There is a serious decline of productivity per hour in the trade sector and to a lesser ex- tent in the service sector in both cities. Even if the data is not fully comparable, 7 it shows a degradation of the performance and/or the working conditions for at least a compo- nent of the informal sector. As hinted above, there is corroborating evidence that petty traders are in a highly precarious situation. Their situation may be worse in big cities, where their number is too high for the demand. The average productivity of labour in Hanoi and in Ho Chi Minh City in the trade sector in 2014 is below the national average for informal HBs, but it is above the national average in the other sectors (see Table 5.6). In Chapter 2 we saw that the wage workers in the informal sector experienced the slowest growth in wages of all the wage workers in the various institutional sectors. A comparison with the 2007 findings suggests that the situation could be worse for non-wage workers, especially in the trade sector. As the number of persons working alone has declined and the number of HBs that use family labour has increased, a fall in productivity corresponds to what we have just seen above, i.e. the self-employed sharing the profit with family members who are employed but do not increase the value added and profit of the HB.

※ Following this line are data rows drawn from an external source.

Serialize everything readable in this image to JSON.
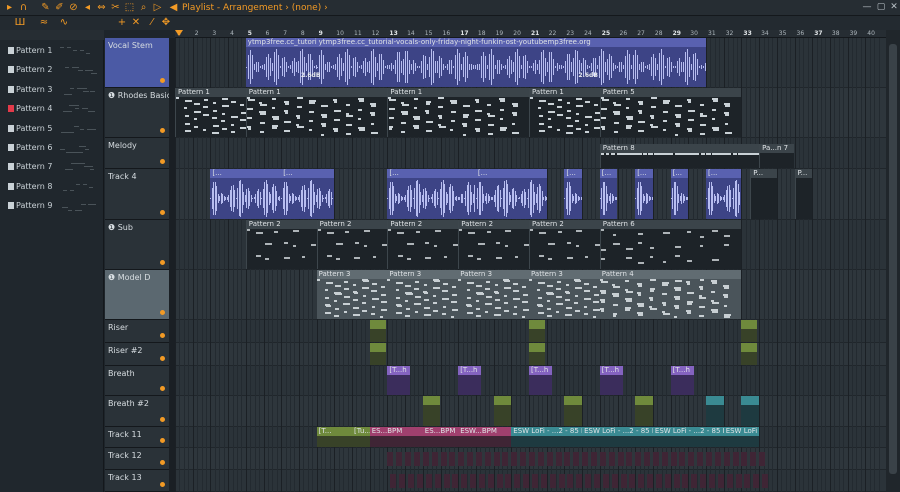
{
  "window": {
    "title": "Playlist - Arrangement",
    "pattern_select": "(none)",
    "separator": "›"
  },
  "toolbar": {
    "icons": [
      "menu-icon",
      "magnet-icon",
      "draw-icon",
      "paint-icon",
      "delete-icon",
      "mute-icon",
      "slip-icon",
      "slice-icon",
      "select-icon",
      "zoom-icon",
      "playback-icon"
    ]
  },
  "picker": {
    "patterns": [
      {
        "label": "Pattern 1",
        "color": "#c9d1d6"
      },
      {
        "label": "Pattern 2",
        "color": "#c9d1d6"
      },
      {
        "label": "Pattern 3",
        "color": "#c9d1d6"
      },
      {
        "label": "Pattern 4",
        "color": "#e33a4a"
      },
      {
        "label": "Pattern 5",
        "color": "#c9d1d6"
      },
      {
        "label": "Pattern 6",
        "color": "#c9d1d6"
      },
      {
        "label": "Pattern 7",
        "color": "#c9d1d6"
      },
      {
        "label": "Pattern 8",
        "color": "#c9d1d6"
      },
      {
        "label": "Pattern 9",
        "color": "#c9d1d6"
      }
    ]
  },
  "ruler": {
    "numbers": [
      "1",
      "2",
      "3",
      "4",
      "5",
      "6",
      "7",
      "8",
      "9",
      "10",
      "11",
      "12",
      "13",
      "14",
      "15",
      "16",
      "17",
      "18",
      "19",
      "20",
      "21",
      "22",
      "23",
      "24",
      "25",
      "26",
      "27",
      "28",
      "29",
      "30",
      "31",
      "32",
      "33",
      "34",
      "35",
      "36",
      "37",
      "38",
      "39",
      "40"
    ],
    "bold": [
      "5",
      "9",
      "13",
      "17",
      "21",
      "25",
      "29",
      "33",
      "37"
    ]
  },
  "tracks": [
    {
      "name": "Vocal Stem",
      "style": "sel"
    },
    {
      "name": "❶ Rhodes Basic",
      "style": ""
    },
    {
      "name": "Melody",
      "style": ""
    },
    {
      "name": "Track 4",
      "style": ""
    },
    {
      "name": "❶ Sub",
      "style": ""
    },
    {
      "name": "❶ Model D",
      "style": "sel2"
    },
    {
      "name": "Riser",
      "style": ""
    },
    {
      "name": "Riser #2",
      "style": ""
    },
    {
      "name": "Breath",
      "style": ""
    },
    {
      "name": "Breath #2",
      "style": ""
    },
    {
      "name": "Track 11",
      "style": ""
    },
    {
      "name": "Track 12",
      "style": ""
    },
    {
      "name": "Track 13",
      "style": ""
    }
  ],
  "clips": {
    "vocal_1": "ytmp3free.cc_tutori...-youtubemp3free.org",
    "vocal_2": "ytmp3free.cc_tutorial-vocals-only-friday-night-funkin-ost-youtubemp3free.org",
    "gain_1": "2.6dB",
    "gain_2": "2.6dB",
    "rhodes": [
      "Pattern 1",
      "Pattern 1",
      "Pattern 1",
      "Pattern 1",
      "Pattern 5"
    ],
    "melody": [
      "Pattern 8",
      "Pa...n 7"
    ],
    "track4_short": "[...",
    "track4_tail": "P...",
    "sub": [
      "Pattern 2",
      "Pattern 2",
      "Pattern 2",
      "Pattern 2",
      "Pattern 2",
      "Pattern 6"
    ],
    "model_d": [
      "Pattern 3",
      "Pattern 3",
      "Pattern 3",
      "Pattern 3",
      "Pattern 4"
    ],
    "breath": "[T...h",
    "track11_left": "[T...",
    "track11_mid": "[Tu...l",
    "track11_es1": "ES...BPM",
    "track11_es2": "ES...BPM",
    "track11_esw": "ESW...BPM",
    "track11_lofi": "ESW LoFi - ...2 - 85 BPM"
  },
  "colors": {
    "accent": "#f29a25",
    "vocal": "#5961b0",
    "riser": "#6f8a3c",
    "breath": "#8463c0",
    "breath2": "#3a8a92",
    "track11": "#a0406e"
  }
}
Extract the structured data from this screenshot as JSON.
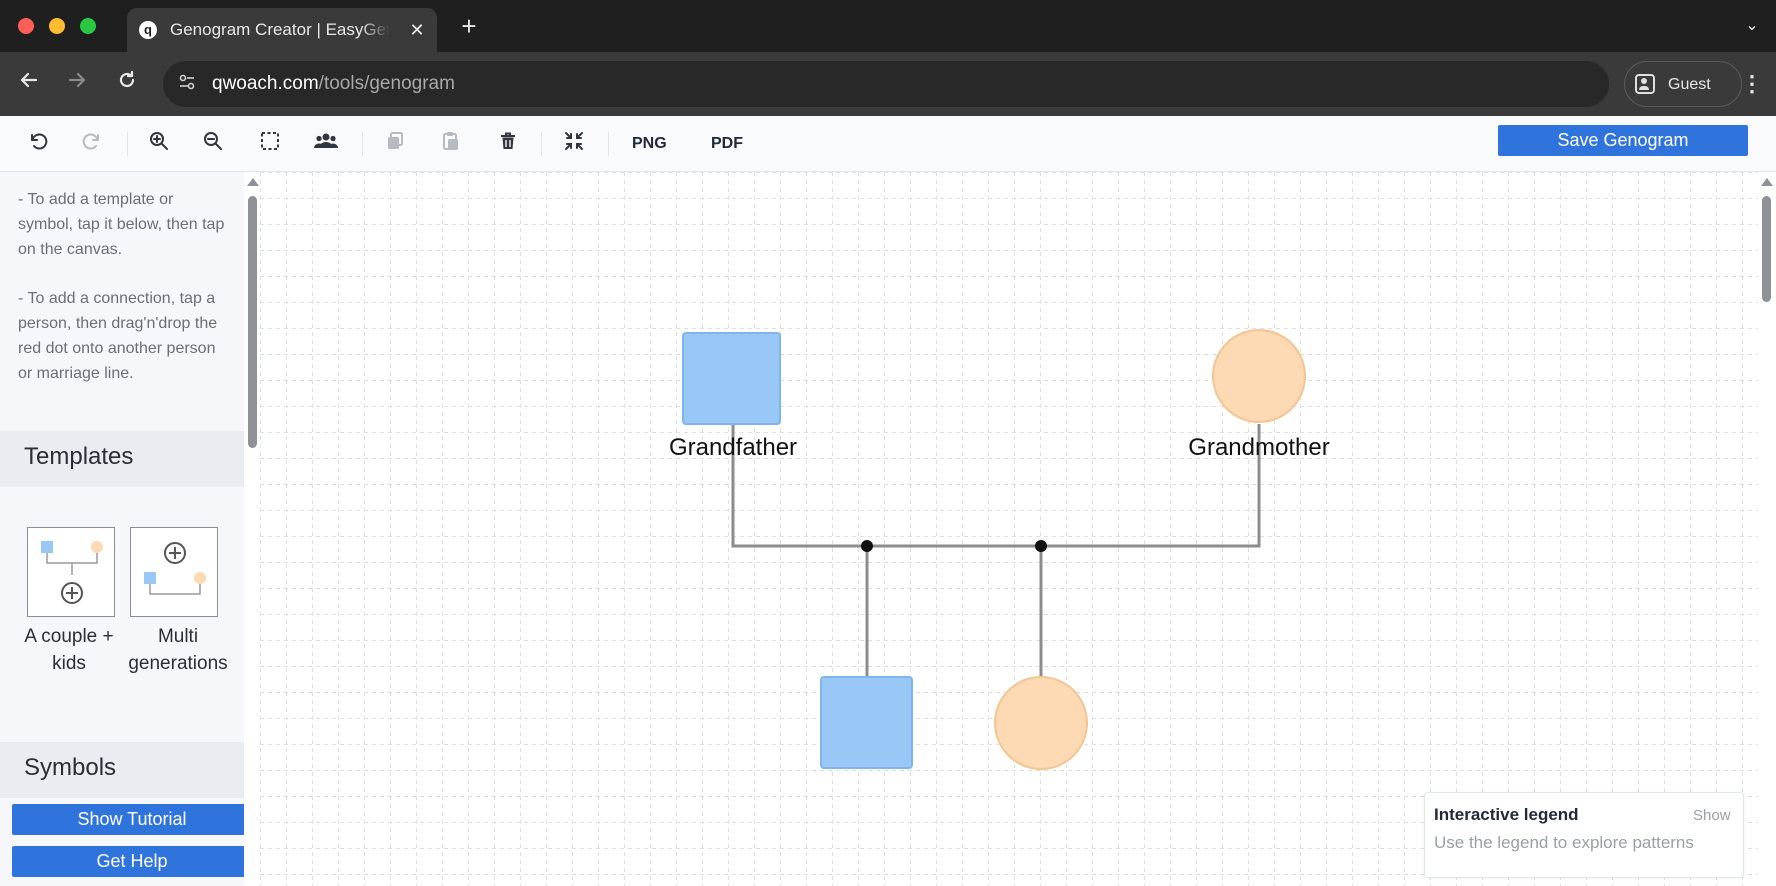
{
  "browser": {
    "tab_title": "Genogram Creator | EasyGenogram",
    "tab_favicon": "q",
    "tab_close": "✕",
    "new_tab": "+",
    "tab_menu": "⌄",
    "url_host": "qwoach.com",
    "url_path": "/tools/genogram",
    "profile_label": "Guest",
    "icons": [
      "back-icon",
      "forward-icon",
      "reload-icon",
      "site-settings-icon",
      "profile-icon",
      "menu-icon"
    ]
  },
  "toolbar": {
    "export_png": "PNG",
    "export_pdf": "PDF",
    "save_label": "Save Genogram",
    "icons": [
      "undo-icon",
      "redo-icon",
      "zoom-in-icon",
      "zoom-out-icon",
      "select-area-icon",
      "group-icon",
      "copy-icon",
      "paste-icon",
      "delete-icon",
      "fit-screen-icon"
    ],
    "accent": "#2f74dc"
  },
  "sidebar": {
    "help_1": "- To add a template or symbol, tap it below, then tap on the canvas.",
    "help_2": "- To add a connection, tap a person, then drag'n'drop the red dot onto another person or marriage line.",
    "templates_heading": "Templates",
    "templates": [
      {
        "label": "A couple + kids"
      },
      {
        "label": "Multi generations"
      }
    ],
    "symbols_heading": "Symbols",
    "show_tutorial": "Show Tutorial",
    "get_help": "Get Help"
  },
  "genogram": {
    "male_color": "#99c8f7",
    "female_color": "#fdd9b4",
    "people": [
      {
        "label": "Grandfather",
        "sex": "male"
      },
      {
        "label": "Grandmother",
        "sex": "female"
      },
      {
        "label": "",
        "sex": "male"
      },
      {
        "label": "",
        "sex": "female"
      }
    ]
  },
  "legend": {
    "title": "Interactive legend",
    "toggle": "Show",
    "subtitle": "Use the legend to explore patterns"
  }
}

2.4. What Are the Means for Assessing Informal Learning?
Rather than actually measuring learning, it is the acquisition of knowledge that is most often evaluated [ 20 ]. In the case of formal learning, i.e., with an explicit objective, various approaches relying on logics, exploit models of the learner, and of his knowledge. In [ 21 ], for instance, the authors use fuzzy weight-based decision making, which defines the knowledge level of students based on their scores in domain concepts and infers the material for learning. Yet, when we come to informal learning, there is no possible differential measure of distance to a “learning objective”, so that the approach to measure acquisition and use of knowledge is usually qualitative and declarative. For example, Coudel et al. [ 22 ] have asked the members of a learning community to distinguish four skill levels: knows; knows how to analyze; knows how to apply; knows how to develop learning. In complement to assessment methods that require individual feedback from the subjects, the medium itself recording the individual interactions can provide useful measures by extracting indicators at various times of the learning process.
Figure 3.1 illustrates the monthly data series of the utilization rate in the Korean Economy between 1990 and 2014. It leads to three observations. 1) The rate of capacity utilization in the Korean economy has been stabilized around the target or normal rate for economic activities in the long term, 2) There have been its sig- nificant wave movements in the midterm, 3) and disturbances in the short-term. Besides, there are two deep valleys during the observation period. Thus, this means the stock management mechanism that may lie in hiding behind the back- ground of the profile is a damped oscillating system within the stability frontier or may be being progressed toward the direction that ensures stability. That is, this system is locally stable in the long term. Second, the mid-term fluctuation can be caused by not stabilizing factors or the target values but destabilizing factors, such as the private financial reaction parameter. Third, there is short-term noise like stochastic exogenous shocks. Nevertheless, the randomness cannot displace deterministic trajectories but only means that it refers to omitted variables or the change in the parameters. 3